Mercyhurst University, Gannon University, Penn State Behrend and Edinboro University are continuing their collaborative work in 2019 to increase entrepreneurship in the Erie area through the innovations and specialties of these four colleges.
This year, the Beehive network plans to help even more companies in small business start-ups.
According to Brad Gleason, Ph.D., director for the Center for Information Research Analysis and Training (CIRAT), the Beehive projects are a “huge collaboration unequaled in the area.”
Mercyhurst’s contribution is centered around its intelligence programs capacity for market research.
Just last semester, the group helped seven startup companies adjust their strategies to fit trends within their industries.
The Beehive program began with funding from the Erie County Gaming Revenue Authority under a program called “Ignite Erie.” According to Gleason, this was “a special pot of money for the schools to come together to support Erie County entrepreneurship.”
The Beehive plans to help another 16 companies in the next year. Gleason reached out to four economic nodes in Erie — the City of Erie Economic Development Office, the Idea Fund Erie, Gannon’s Small Business Development Center (SBDC) and Ben Franklin Technology Partners — that he saw as good sources for potential clients. The clients were scored and prioritized through a custom matrix meant to objectively determine which businesses would benefit most from the Beehive project.
Recently, the network received a $1 million grant that will be evenly divided among the four schools. Mercyhurst’s $250,000 is to be dedicated toward 23 market studies, including the seven that were completed this Fall semester. Each team in charge of these projects includes two Mercyhurst students joined by a student from Edinboro, Gannon and Penn State Behrend who are the other universities in the partnership.
So far, the inter-collegiate initiative is running smoothly and helping to keep new, innovative small businesses in Erie. It is also a great opportunity for students to get involved in real-world projects, developing their time management and teamwork skills and allowing them to actually see the results of their work.
“When the final product is briefed to the customer at the end, they can go back to their business tomorrow and implement what comes with that report,” Gleason said.

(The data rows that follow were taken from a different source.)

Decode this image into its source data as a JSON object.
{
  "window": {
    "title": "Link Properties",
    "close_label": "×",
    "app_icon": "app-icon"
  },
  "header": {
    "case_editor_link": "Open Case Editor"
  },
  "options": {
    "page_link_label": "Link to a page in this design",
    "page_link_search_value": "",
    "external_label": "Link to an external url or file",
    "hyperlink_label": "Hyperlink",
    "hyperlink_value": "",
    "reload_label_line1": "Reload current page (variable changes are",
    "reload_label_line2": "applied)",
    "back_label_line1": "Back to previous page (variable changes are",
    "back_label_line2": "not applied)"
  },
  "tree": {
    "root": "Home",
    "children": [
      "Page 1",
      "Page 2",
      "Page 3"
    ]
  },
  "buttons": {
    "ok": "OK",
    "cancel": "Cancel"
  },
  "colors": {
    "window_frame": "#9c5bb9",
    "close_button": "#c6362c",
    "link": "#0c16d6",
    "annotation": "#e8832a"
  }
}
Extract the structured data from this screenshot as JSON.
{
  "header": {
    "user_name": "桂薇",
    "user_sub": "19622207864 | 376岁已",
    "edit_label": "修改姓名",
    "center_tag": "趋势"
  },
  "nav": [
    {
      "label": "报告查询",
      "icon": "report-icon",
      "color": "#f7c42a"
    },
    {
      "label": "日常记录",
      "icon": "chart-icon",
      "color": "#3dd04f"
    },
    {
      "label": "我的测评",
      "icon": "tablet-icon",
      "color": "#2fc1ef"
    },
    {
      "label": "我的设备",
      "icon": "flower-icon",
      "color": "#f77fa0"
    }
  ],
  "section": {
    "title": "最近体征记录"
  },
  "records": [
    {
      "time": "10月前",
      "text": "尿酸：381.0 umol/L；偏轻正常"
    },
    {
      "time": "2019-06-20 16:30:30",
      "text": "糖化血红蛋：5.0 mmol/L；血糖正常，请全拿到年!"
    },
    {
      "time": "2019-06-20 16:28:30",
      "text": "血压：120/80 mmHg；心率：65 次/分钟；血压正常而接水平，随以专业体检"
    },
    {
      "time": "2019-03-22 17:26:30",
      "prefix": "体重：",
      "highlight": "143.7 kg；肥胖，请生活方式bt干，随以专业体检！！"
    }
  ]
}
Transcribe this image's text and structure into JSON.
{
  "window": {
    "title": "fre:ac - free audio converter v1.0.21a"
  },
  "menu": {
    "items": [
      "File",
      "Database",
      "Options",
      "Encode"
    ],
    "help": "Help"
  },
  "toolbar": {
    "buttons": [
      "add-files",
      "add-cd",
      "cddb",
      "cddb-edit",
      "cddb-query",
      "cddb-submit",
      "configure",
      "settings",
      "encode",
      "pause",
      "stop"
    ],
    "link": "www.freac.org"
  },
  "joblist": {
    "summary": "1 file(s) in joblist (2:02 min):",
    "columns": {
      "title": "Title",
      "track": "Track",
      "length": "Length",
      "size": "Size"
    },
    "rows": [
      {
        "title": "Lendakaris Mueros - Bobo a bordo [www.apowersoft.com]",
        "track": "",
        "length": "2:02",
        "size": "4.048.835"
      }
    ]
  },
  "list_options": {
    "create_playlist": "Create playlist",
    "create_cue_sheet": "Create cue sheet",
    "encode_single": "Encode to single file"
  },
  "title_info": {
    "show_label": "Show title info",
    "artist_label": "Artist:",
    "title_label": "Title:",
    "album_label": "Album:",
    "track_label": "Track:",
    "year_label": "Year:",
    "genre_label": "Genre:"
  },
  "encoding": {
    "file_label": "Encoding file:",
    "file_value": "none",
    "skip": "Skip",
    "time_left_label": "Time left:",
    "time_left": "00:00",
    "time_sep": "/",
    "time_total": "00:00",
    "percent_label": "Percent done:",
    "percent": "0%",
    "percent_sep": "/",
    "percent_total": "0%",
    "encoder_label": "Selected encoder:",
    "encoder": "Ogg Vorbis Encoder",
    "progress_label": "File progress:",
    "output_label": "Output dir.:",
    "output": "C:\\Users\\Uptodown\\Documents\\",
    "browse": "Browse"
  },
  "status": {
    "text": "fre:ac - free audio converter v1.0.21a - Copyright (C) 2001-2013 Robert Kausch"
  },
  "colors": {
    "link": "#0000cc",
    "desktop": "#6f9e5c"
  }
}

Initially, only Mercyhurst and Penn State Behrend were partners, with Gannon and Edinboro University joining more recently. For three years, Mercyhurst and Penn State Behrend used Quickstarter, a crowdfunding program run by Kristan Wheaton, JDD. The program had a 93 percent success rate.
Quickstarter was sold, but the success of the Beehive model and some dedicated representatives from Gannon and Edinboro led to a broader and more robust partnership that has initiated rebranding as well as new and exciting Beehive network developments.
Gleason wanted to credit the efforts of Beehive partners to include Gannon, Penn State Behrend, and Edinboro.
“The thing I like the most in the larger Beehive is one school takes the lead and in this case its Gannon University and decided to be the applicant and they have been great to work with,” Gleason said. “Having a good partner is half the battle, and Gannon has been a wonderful partner on this. If it weren’t for power of all the university nodes, I think the region would be in a different place than they are.”